• News
  • Columns
  • Interviews
  • BW Communities
  • Events
  • BW TV
  • Subscribe to Print
  • Editorial Calendar 19-20
BW Businessworld

3-year, Low Risk Surplus? Look Beyond FD's

The next time you're about to book an FD in haste, take a moment to consider debt funds as a much superior option instead

Photo Credit :

The CBDT (Central Board of Direct Taxes) recently released the Cost Inflation Index (CII) figure for FY 2016-17 as 1125, up from 1081 a year ago. At just 4 per cent, this has been one of the more controlled rises in the CII in the past few years; it shot up 10 per cent from 852 to 939 just a couple of years back. Congratulations are in order for reigning in inflation, at least for now!

However, if you consider the rise in CII over the past three Financial Years, it is a less demure 19.8 per cent (as the number gets compounded each year).

It's safe to say that in a growing, inflationary environment such as India, any three year CII growth figure below 16-18% will be atypical to say the least. Why not use this to your advantage by earning a much better post tax return on your low risk investments?

It's not an unknown fact that FD's remain an investment instrument of choice for many Indians. However, if you're planning to park the moneys for a period of three years or more with a requirement of high capital safety, debt mutual funds should be your asset of choice. The only caveat is that Fixed Deposits provide an assured return, whereas debt funds do not. However, this shouldn't discourage you from opting for the latter.

Even within debt funds, we have various categories (GILT, Dynamic Bond, Credit Opportunities, Cash, Income, etc), each suitable to a different category of investor. Consult a qualified Advisor to gauge which one fits your requirement best.

In the past three years, a number of debt funds have performed outstandingly well - some even clocking CAGR's in excess of 11-12 per cent. BSL Medium Term, UTI Income Opportunities and ICICI Prudential Corporate Bond Fund (all three with 3-year returns of 11.8%) are cases in point. However, it would be optimistic to assume that such outperformance would continue; let's assume that the 3-year performance benchmark for a good quality, well managed debt fund will be closer to 9.5 per cent.

Here's how a portfolio of debt funds is likely to stack up vis a vis a 3 year fixed deposit, assuming that you're in the 30% tax bracket.

As the above illustration indicates, a 3-year Fixed Deposit is likely to underperform a portfolio of debt funds by close to 12 per cent, after factoring in taxation. On a 10 lakh corpus, that's a sizeable difference of close to 1.2 lakh.

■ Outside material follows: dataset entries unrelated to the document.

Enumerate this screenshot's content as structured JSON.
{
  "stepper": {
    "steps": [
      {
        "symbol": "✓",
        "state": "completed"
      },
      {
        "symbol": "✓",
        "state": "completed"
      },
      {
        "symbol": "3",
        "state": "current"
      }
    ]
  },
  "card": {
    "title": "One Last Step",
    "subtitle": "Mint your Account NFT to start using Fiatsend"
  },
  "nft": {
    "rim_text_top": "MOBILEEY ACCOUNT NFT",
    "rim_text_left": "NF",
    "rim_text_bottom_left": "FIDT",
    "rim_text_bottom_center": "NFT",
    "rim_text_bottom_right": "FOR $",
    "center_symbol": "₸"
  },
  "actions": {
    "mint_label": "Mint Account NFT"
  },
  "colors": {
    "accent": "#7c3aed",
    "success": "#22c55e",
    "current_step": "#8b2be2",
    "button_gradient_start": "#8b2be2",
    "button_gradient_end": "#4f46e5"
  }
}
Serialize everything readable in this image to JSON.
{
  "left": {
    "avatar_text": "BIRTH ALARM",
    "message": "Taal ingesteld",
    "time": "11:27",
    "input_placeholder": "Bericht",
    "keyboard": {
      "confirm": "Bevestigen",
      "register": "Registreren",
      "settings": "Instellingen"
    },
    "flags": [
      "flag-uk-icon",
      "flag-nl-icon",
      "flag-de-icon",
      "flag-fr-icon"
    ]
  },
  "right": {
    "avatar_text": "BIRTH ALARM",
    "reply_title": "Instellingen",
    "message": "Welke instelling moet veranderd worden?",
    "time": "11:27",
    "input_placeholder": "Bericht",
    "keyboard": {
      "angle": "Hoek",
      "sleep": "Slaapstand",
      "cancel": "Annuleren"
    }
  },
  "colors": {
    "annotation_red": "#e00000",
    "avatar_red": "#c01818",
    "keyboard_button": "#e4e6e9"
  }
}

The next time you're about to book an FD in haste, take a moment to consider debt funds as a much superior option instead.

Tags assigned to this article:
cbdt Cost Inflation Index Dynamic Bond cagr